WHAT NEEDS TO BE DONE => Search the listing for the string "title". Copy every line that has it.

DATA FOR THE TASK =>
# # # #

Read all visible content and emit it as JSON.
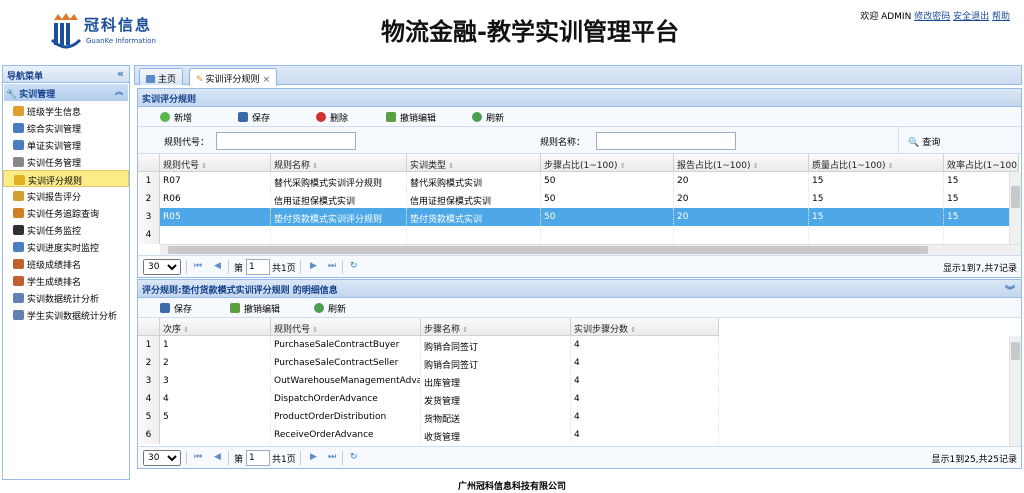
{
  "header": {
    "logo_cn": "冠科信息",
    "logo_en": "GuanKe Information",
    "title": "物流金融-教学实训管理平台",
    "welcome": "欢迎 ADMIN",
    "change_password": "修改密码",
    "logout": "安全退出",
    "help": "帮助"
  },
  "sidebar": {
    "title": "导航菜单",
    "group": "实训管理",
    "items": [
      {
        "label": "班级学生信息",
        "icon_color": "#e0a030"
      },
      {
        "label": "综合实训管理",
        "icon_color": "#4a7dc0"
      },
      {
        "label": "单证实训管理",
        "icon_color": "#4a7dc0"
      },
      {
        "label": "实训任务管理",
        "icon_color": "#888888"
      },
      {
        "label": "实训评分规则",
        "icon_color": "#e0b020",
        "selected": true
      },
      {
        "label": "实训报告评分",
        "icon_color": "#d0a030"
      },
      {
        "label": "实训任务追踪查询",
        "icon_color": "#d08020"
      },
      {
        "label": "实训任务监控",
        "icon_color": "#303030"
      },
      {
        "label": "实训进度实时监控",
        "icon_color": "#4a80c0"
      },
      {
        "label": "班级成绩排名",
        "icon_color": "#c06030"
      },
      {
        "label": "学生成绩排名",
        "icon_color": "#c06030"
      },
      {
        "label": "实训数据统计分析",
        "icon_color": "#6080b0"
      },
      {
        "label": "学生实训数据统计分析",
        "icon_color": "#6080b0"
      }
    ]
  },
  "tabs": [
    {
      "label": "主页"
    },
    {
      "label": "实训评分规则",
      "close": "×"
    }
  ],
  "panel1": {
    "title": "实训评分规则",
    "toolbar": {
      "add": "新增",
      "save": "保存",
      "delete": "删除",
      "undo": "撤销编辑",
      "refresh": "刷新"
    },
    "search": {
      "rule_code_label": "规则代号：",
      "rule_name_label": "规则名称：",
      "query": "查询"
    },
    "columns": [
      "规则代号",
      "规则名称",
      "实训类型",
      "步骤占比(1~100)",
      "报告占比(1~100)",
      "质量占比(1~100)",
      "效率占比(1~100)"
    ],
    "rows": [
      {
        "n": "1",
        "cells": [
          "R07",
          "替代采购模式实训评分规则",
          "替代采购模式实训",
          "50",
          "20",
          "15",
          "15"
        ]
      },
      {
        "n": "2",
        "cells": [
          "R06",
          "信用证担保模式实训",
          "信用证担保模式实训",
          "50",
          "20",
          "15",
          "15"
        ]
      },
      {
        "n": "3",
        "cells": [
          "R05",
          "垫付货款模式实训评分规则",
          "垫付货款模式实训",
          "50",
          "20",
          "15",
          "15"
        ],
        "selected": true
      },
      {
        "n": "4",
        "cells": [
          "",
          "",
          "",
          "",
          "",
          "",
          ""
        ]
      }
    ],
    "pager": {
      "size": "30",
      "page_prefix": "第",
      "page": "1",
      "page_suffix": "共1页",
      "info": "显示1到7,共7记录"
    }
  },
  "panel2": {
    "title": "评分规则:垫付货款模式实训评分规则 的明细信息",
    "toolbar": {
      "save": "保存",
      "undo": "撤销编辑",
      "refresh": "刷新"
    },
    "columns": [
      "次序",
      "规则代号",
      "步骤名称",
      "实训步骤分数"
    ],
    "rows": [
      {
        "n": "1",
        "cells": [
          "1",
          "PurchaseSaleContractBuyer",
          "购销合同签订",
          "4"
        ]
      },
      {
        "n": "2",
        "cells": [
          "2",
          "PurchaseSaleContractSeller",
          "购销合同签订",
          "4"
        ]
      },
      {
        "n": "3",
        "cells": [
          "3",
          "OutWarehouseManagementAdvance",
          "出库管理",
          "4"
        ]
      },
      {
        "n": "4",
        "cells": [
          "4",
          "DispatchOrderAdvance",
          "发货管理",
          "4"
        ]
      },
      {
        "n": "5",
        "cells": [
          "5",
          "ProductOrderDistribution",
          "货物配送",
          "4"
        ]
      },
      {
        "n": "6",
        "cells": [
          "",
          "ReceiveOrderAdvance",
          "收货管理",
          "4"
        ]
      }
    ],
    "pager": {
      "size": "30",
      "page_prefix": "第",
      "page": "1",
      "page_suffix": "共1页",
      "info": "显示1到25,共25记录"
    }
  },
  "footer": "广州冠科信息科技有限公司",
  "colors": {
    "selected_row": "#4ea8e8",
    "panel_border": "#99bbe8",
    "header_text": "#15428b"
  }
}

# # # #

SOLUTION FOR THIS TASK =>
    "title": "物流金融-教学实训管理平台",
    "title": "导航菜单",
    "title": "实训评分规则",
    "title": "评分规则:垫付货款模式实训评分规则 的明细信息",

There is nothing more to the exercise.